By James Elton McMillan, Jr. (Prescott, Ariz: Sharlot Hall Museum Press, 2004; 618 pp; illustrations, notes, appendixes, bibliography, index; $29.95 cloth.)

In this well-researched tome, James McMillan captures the life and times of a little-known but historic figure who helped shape Arizona and the nation. This definitive study is certain to bring new attention to Ernest W. McFarland, a practical and generally moderate politician, who has been eclipsed by fellow Arizonans Barry Goldwater and Morris and Stewart Udall.

The McFarland biography also is the fulfillment of a twenty-year labor of love, so it is not surprising that the author portrays the subject sympathetically. McMillan began to process McFarland’s papers as a graduate student and, in the process, become an expert on the older man’s life. Transitioning from archivist to author, McMillan used McFarland as subject to write an award-winning article in the Journal of American History and toedit The Ernest W. McFarland Papers: The United States Senate Years, 1940-1952, before completing his dissertation.
McMillan then turned the dissertation into what is a well-organized, clearly written book. Along the way he worked with a host of experts on Arizona history and utilized a number of archival resources in Arizona and Oklahoma, as well as varied presidential libraries.

McFarland, most remarkably, was the sole person ever to head all three branches of government at the state or federal level: majority leader of the U.S. Senate, governor of Arizona, and chief justice of the Arizona Supreme Court.
Born and raised in Oklahoma, McFarland earned a bachelor’s degree before serving in World War I, after which he moved to Arizona, then in its seventh year as a state. The ambitious young man entered law school at Stanford in 1920 but returned to his adopted state to gain work experience, clerking for a firm whose senior partner, Republican Judge John C. Phillips, served as governor in 1928.

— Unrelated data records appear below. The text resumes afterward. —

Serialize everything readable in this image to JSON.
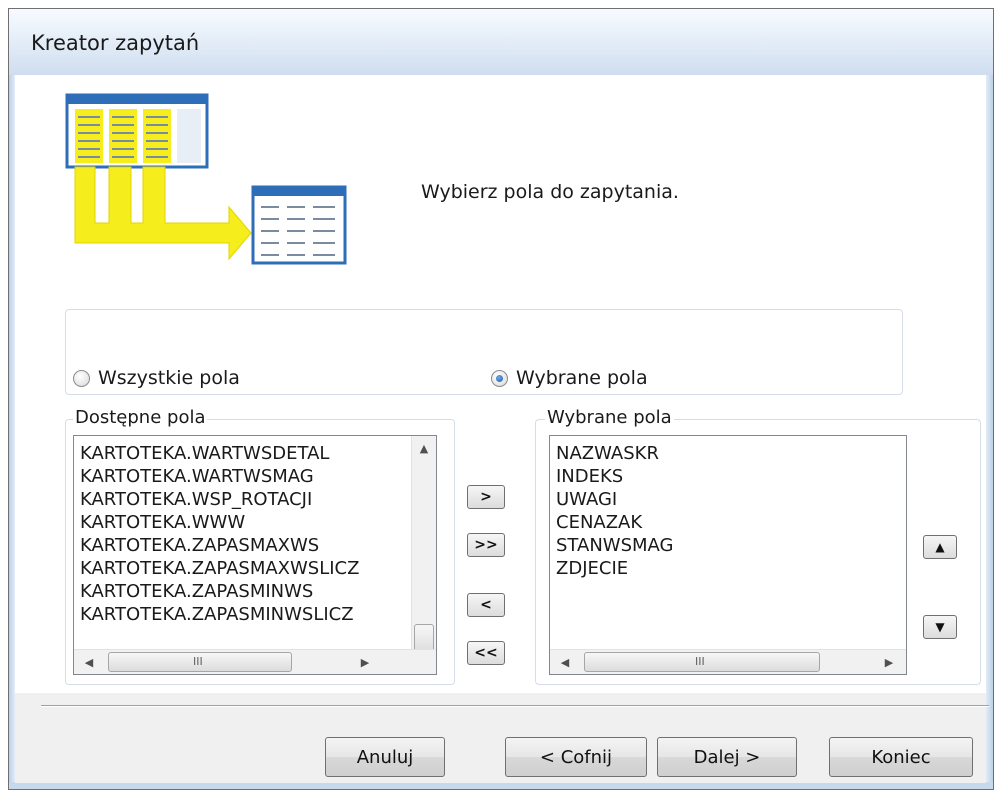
{
  "window": {
    "title": "Kreator zapytań"
  },
  "header": {
    "headline": "Wybierz pola do zapytania."
  },
  "field_mode": {
    "options": [
      {
        "label": "Wszystkie pola",
        "selected": false
      },
      {
        "label": "Wybrane pola",
        "selected": true
      }
    ]
  },
  "available": {
    "label": "Dostępne pola",
    "items": [
      "KARTOTEKA.WARTWSDETAL",
      "KARTOTEKA.WARTWSMAG",
      "KARTOTEKA.WSP_ROTACJI",
      "KARTOTEKA.WWW",
      "KARTOTEKA.ZAPASMAXWS",
      "KARTOTEKA.ZAPASMAXWSLICZ",
      "KARTOTEKA.ZAPASMINWS",
      "KARTOTEKA.ZAPASMINWSLICZ"
    ]
  },
  "selected": {
    "label": "Wybrane pola",
    "items": [
      "NAZWASKR",
      "INDEKS",
      "UWAGI",
      "CENAZAK",
      "STANWSMAG",
      "ZDJECIE"
    ]
  },
  "transfer_buttons": {
    "add": ">",
    "add_all": ">>",
    "remove": "<",
    "remove_all": "<<"
  },
  "order_buttons": {
    "up": "▲",
    "down": "▼"
  },
  "scroll_glyphs": {
    "up": "▲",
    "down": "▼",
    "left": "◀",
    "right": "▶",
    "grip": "III"
  },
  "footer": {
    "cancel": "Anuluj",
    "back": "< Cofnij",
    "next": "Dalej >",
    "finish": "Koniec"
  },
  "colors": {
    "accent_yellow": "#f5ee1c",
    "table_blue": "#2e6db8"
  }
}
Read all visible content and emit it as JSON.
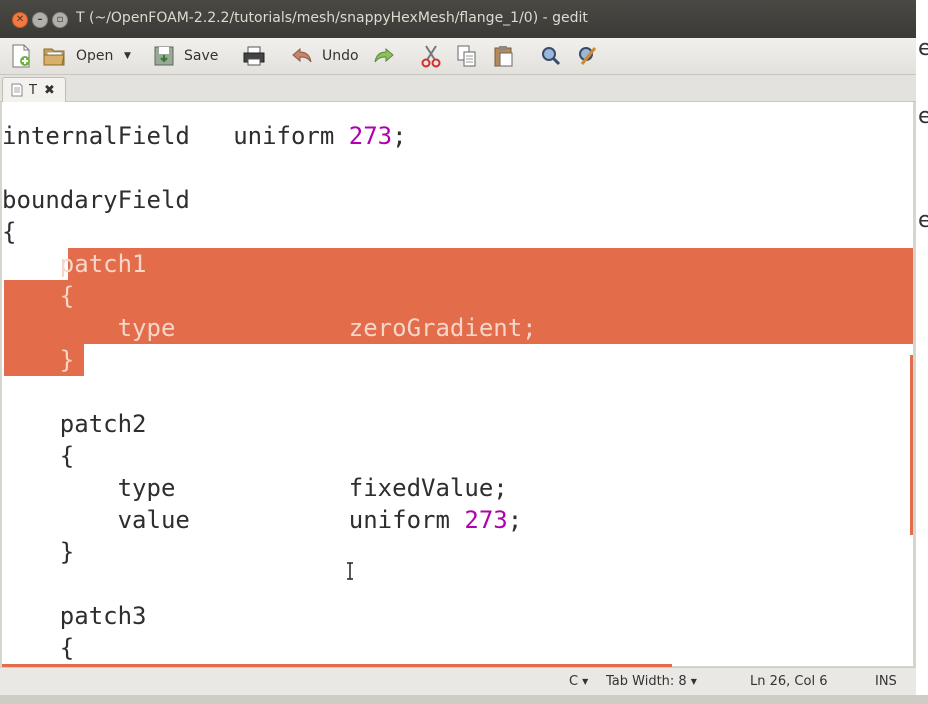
{
  "window": {
    "title": "T (~/OpenFOAM-2.2.2/tutorials/mesh/snappyHexMesh/flange_1/0) - gedit"
  },
  "toolbar": {
    "open_label": "Open",
    "save_label": "Save",
    "undo_label": "Undo"
  },
  "tab": {
    "label": "T"
  },
  "editor": {
    "l1": {
      "a": "internalField   uniform ",
      "num": "273",
      "b": ";"
    },
    "l2": "boundaryField",
    "l3": "{",
    "l4": "    patch1",
    "l5": "    {",
    "l6": "        type            zeroGradient;",
    "l7": "    }",
    "l8": "    patch2",
    "l9": "    {",
    "l10": "        type            fixedValue;",
    "l11": {
      "a": "        value           uniform ",
      "num": "273",
      "b": ";"
    },
    "l12": "    }",
    "l13": "    patch3",
    "l14": "    {"
  },
  "status": {
    "language": "C",
    "tab_width": "Tab Width: 8",
    "position": "Ln 26, Col 6",
    "mode": "INS"
  },
  "background_window": {
    "fragment1": "e",
    "fragment2": "e"
  },
  "colors": {
    "selection": "#e36c4b",
    "number": "#b000b0",
    "titlebar": "#3b3a36"
  }
}
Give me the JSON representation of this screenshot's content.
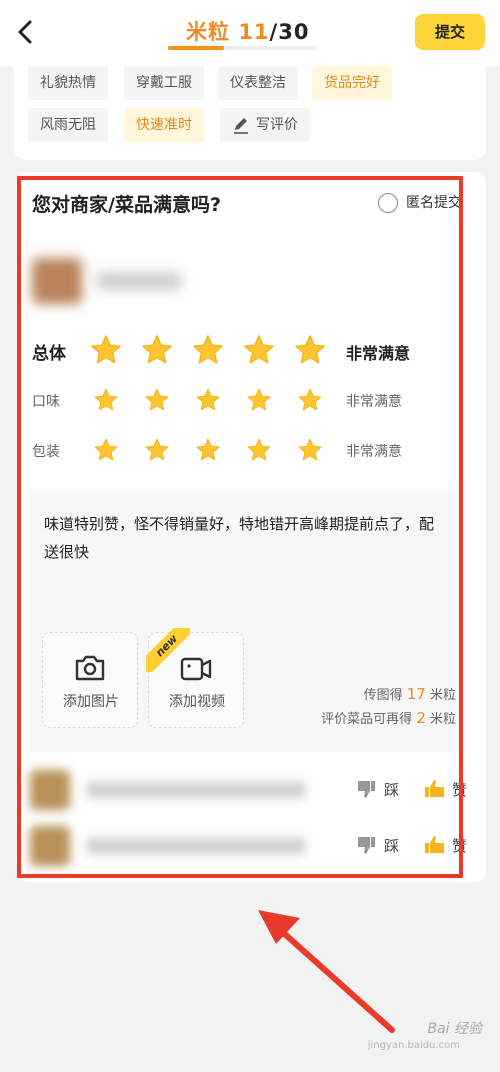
{
  "header": {
    "title_prefix": "米粒 ",
    "current": "11",
    "slash": "/",
    "total": "30",
    "progress": 0.37,
    "submit_label": "提交"
  },
  "tags": [
    {
      "label": "礼貌热情",
      "selected": false
    },
    {
      "label": "穿戴工服",
      "selected": false
    },
    {
      "label": "仪表整洁",
      "selected": false
    },
    {
      "label": "货品完好",
      "selected": true
    },
    {
      "label": "风雨无阻",
      "selected": false
    },
    {
      "label": "快速准时",
      "selected": true
    },
    {
      "label": "写评价",
      "selected": false,
      "icon": "pencil-icon"
    }
  ],
  "review": {
    "question": "您对商家/菜品满意吗?",
    "anonymous_label": "匿名提交",
    "rows": [
      {
        "label": "总体",
        "stars": 5,
        "value": "非常满意"
      },
      {
        "label": "口味",
        "stars": 5,
        "value": "非常满意"
      },
      {
        "label": "包装",
        "stars": 5,
        "value": "非常满意"
      }
    ],
    "comment": "味道特别赞，怪不得销量好，特地错开高峰期提前点了，配送很快",
    "add_photo_label": "添加图片",
    "add_video_label": "添加视频",
    "new_badge": "new",
    "reward_photo": {
      "prefix": "传图得 ",
      "num": "17",
      "suffix": " 米粒"
    },
    "reward_dish": {
      "prefix": "评价菜品可再得 ",
      "num": "2",
      "suffix": " 米粒"
    }
  },
  "dishes": [
    {
      "dislike_label": "踩",
      "like_label": "赞"
    },
    {
      "dislike_label": "踩",
      "like_label": "赞"
    }
  ],
  "watermark": {
    "line1": "Bai 经验",
    "line2": "jingyan.baidu.com"
  },
  "colors": {
    "accent": "#f08a24",
    "star": "#ffc531",
    "annotation": "#ea3a2a",
    "submit_bg": "#ffd53a"
  }
}
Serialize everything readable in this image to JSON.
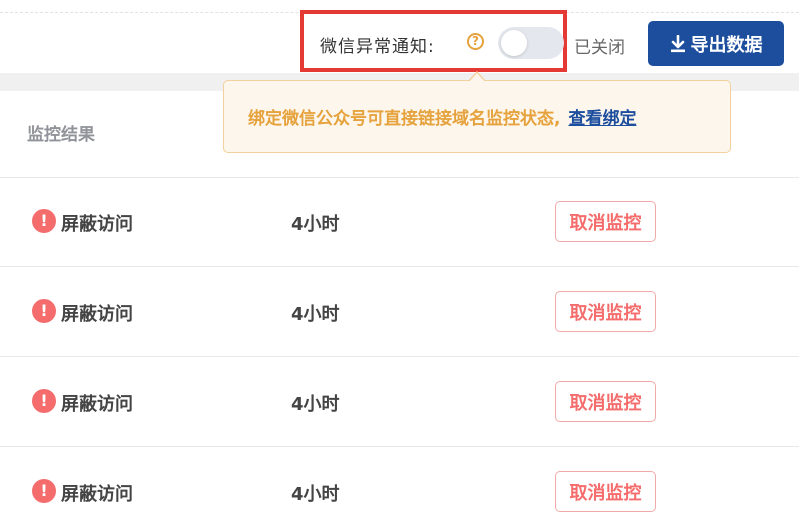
{
  "toolbar": {
    "wechat_label": "微信异常通知:",
    "help_icon": "question-circle-icon",
    "help_glyph": "?",
    "toggle_on": false,
    "toggle_state": "已关闭",
    "export_icon": "download-icon",
    "export_label": "导出数据"
  },
  "tooltip": {
    "text": "绑定微信公众号可直接链接域名监控状态,",
    "link": "查看绑定"
  },
  "table": {
    "header": "监控结果",
    "rows": [
      {
        "status_icon": "alert-circle-icon",
        "status_glyph": "!",
        "status": "屏蔽访问",
        "duration": "4小时",
        "action": "取消监控"
      },
      {
        "status_icon": "alert-circle-icon",
        "status_glyph": "!",
        "status": "屏蔽访问",
        "duration": "4小时",
        "action": "取消监控"
      },
      {
        "status_icon": "alert-circle-icon",
        "status_glyph": "!",
        "status": "屏蔽访问",
        "duration": "4小时",
        "action": "取消监控"
      },
      {
        "status_icon": "alert-circle-icon",
        "status_glyph": "!",
        "status": "屏蔽访问",
        "duration": "4小时",
        "action": "取消监控"
      }
    ]
  },
  "colors": {
    "primary": "#1d4e9e",
    "danger": "#f56c6c",
    "warning": "#e6a23c",
    "highlight": "#e53935"
  }
}
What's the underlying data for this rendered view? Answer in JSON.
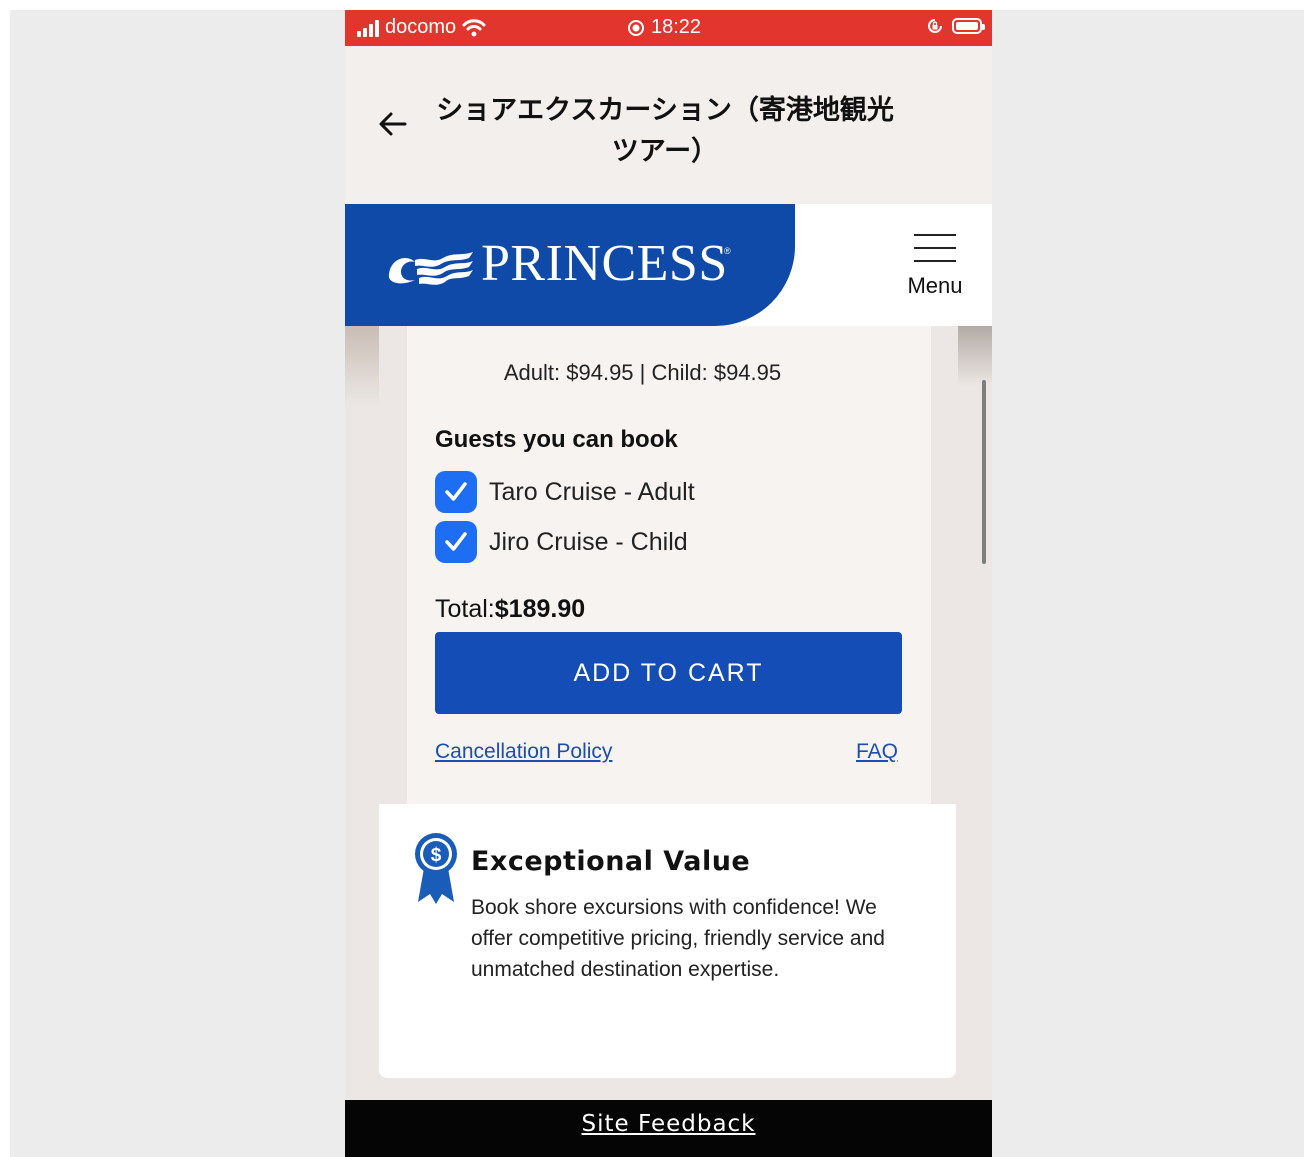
{
  "status_bar": {
    "carrier": "docomo",
    "time": "18:22"
  },
  "header": {
    "title": "ショアエクスカーション（寄港地観光ツアー）"
  },
  "nav": {
    "brand": "PRINCESS",
    "brand_mark": "®",
    "menu_label": "Menu",
    "brand_color": "#0f4aa8"
  },
  "booking": {
    "price_line": "Adult: $94.95 | Child: $94.95",
    "guests_heading": "Guests you can book",
    "guests": [
      {
        "name": "Taro Cruise - Adult",
        "checked": true
      },
      {
        "name": "Jiro Cruise - Child",
        "checked": true
      }
    ],
    "total_label": "Total:",
    "total_value": "$189.90",
    "add_to_cart_label": "ADD TO CART",
    "cancellation_link": "Cancellation Policy",
    "faq_link": "FAQ"
  },
  "value": {
    "title": "Exceptional Value",
    "body": "Book shore excursions with confidence! We offer competitive pricing, friendly service and unmatched destination expertise."
  },
  "footer": {
    "feedback_label": "Site Feedback"
  }
}
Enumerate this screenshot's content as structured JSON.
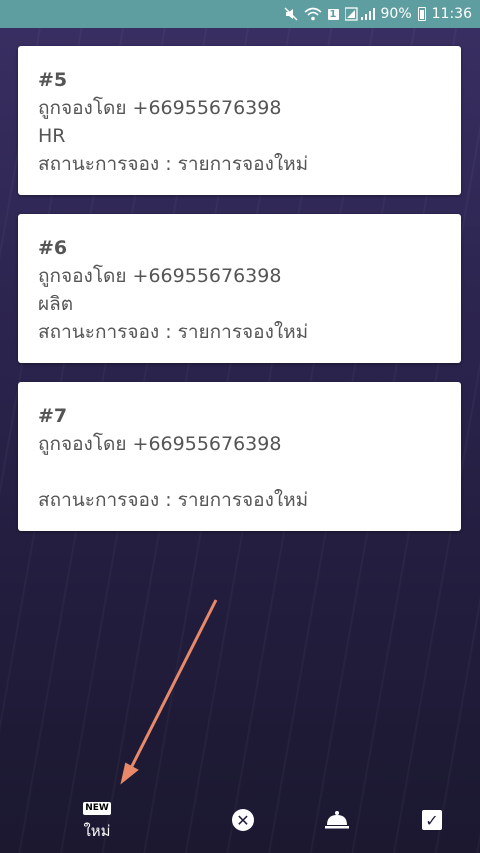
{
  "status_bar": {
    "icons": [
      "mute-icon",
      "wifi-icon",
      "sim-icon",
      "signal-icon",
      "battery-icon"
    ],
    "sim_label": "1",
    "battery": "90%",
    "time": "11:36"
  },
  "bookings": [
    {
      "id": "#5",
      "booked_by": "ถูกจองโดย +66955676398",
      "department": "HR",
      "status": "สถานะการจอง : รายการจองใหม่"
    },
    {
      "id": "#6",
      "booked_by": "ถูกจองโดย +66955676398",
      "department": "ผลิต",
      "status": "สถานะการจอง : รายการจองใหม่"
    },
    {
      "id": "#7",
      "booked_by": "ถูกจองโดย +66955676398",
      "department": "",
      "status": "สถานะการจอง : รายการจองใหม่"
    }
  ],
  "bottom_nav": {
    "new_badge": "NEW",
    "new_label": "ใหม่",
    "cancel_glyph": "✕",
    "check_glyph": "✓"
  },
  "colors": {
    "status_bar": "#5f9ea0",
    "background_top": "#3a2f63",
    "background_bottom": "#1b1830",
    "card": "#ffffff",
    "arrow": "#e8896a"
  }
}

Elected to the U.S. Senate in 1940, McFarland was a Roosevelt Democrat. He made the national news for the first time when he defended the Hollywood film studios against isolationists who attacked the industry for using newsreels to cover Nazi military advances and for producing films such as Charlie Chaplin’s The Great Dictator.

McFarland also served as the father of the Servicemen’s Readjustment Act of 1944 (GI Bill of Rights). More than any other measure, the GI Bill created the modern middle class by providing funds for veterans to attend college, buy a home, or start a business.

McFarland was defeated for reelection in 1952 by Barry Goldwater, a harbinger of an emerging conservative and libertarian Republican insurgence in the Southwest. Bouncing back, McFarland returned to public service as Arizona’s tenth governor, winning election in 1954 and 1956. He sought to modernize a state that was moving toward its first million residents by focusing on civil rights, roads, schools, taxes, water, and welfare. The governor also updated the state’s law code, rewriting it in layman’s language so that it could be easily understood.

McFarland, first elected to the bench in 1922, returned to the judiciary after years in private practice as an elected member of the state supreme court in 1964. It was a time of tumult. One of his decisions—known as Miranda v. Arizona—was overturned by the U.S. Supreme Court and is forever associated with the debate over law and order.

President Lyndon B. Johnson, long a political ally, tapped McFarland in 1968, while he was a state supreme court justice, to serve on the National Commission on the Causes and Prevention of Violence. Despite a busy calendar and his being in his seventies, McFarland regularly flew to Washington, D.C., for meetings.

For fifty years, Ernest W. McFarland engaged an ever-changing nation even as he sought to advance the interests of Arizona, helping to transform it from a geographically isolated territory to a thriving state in a dynamic and growing region.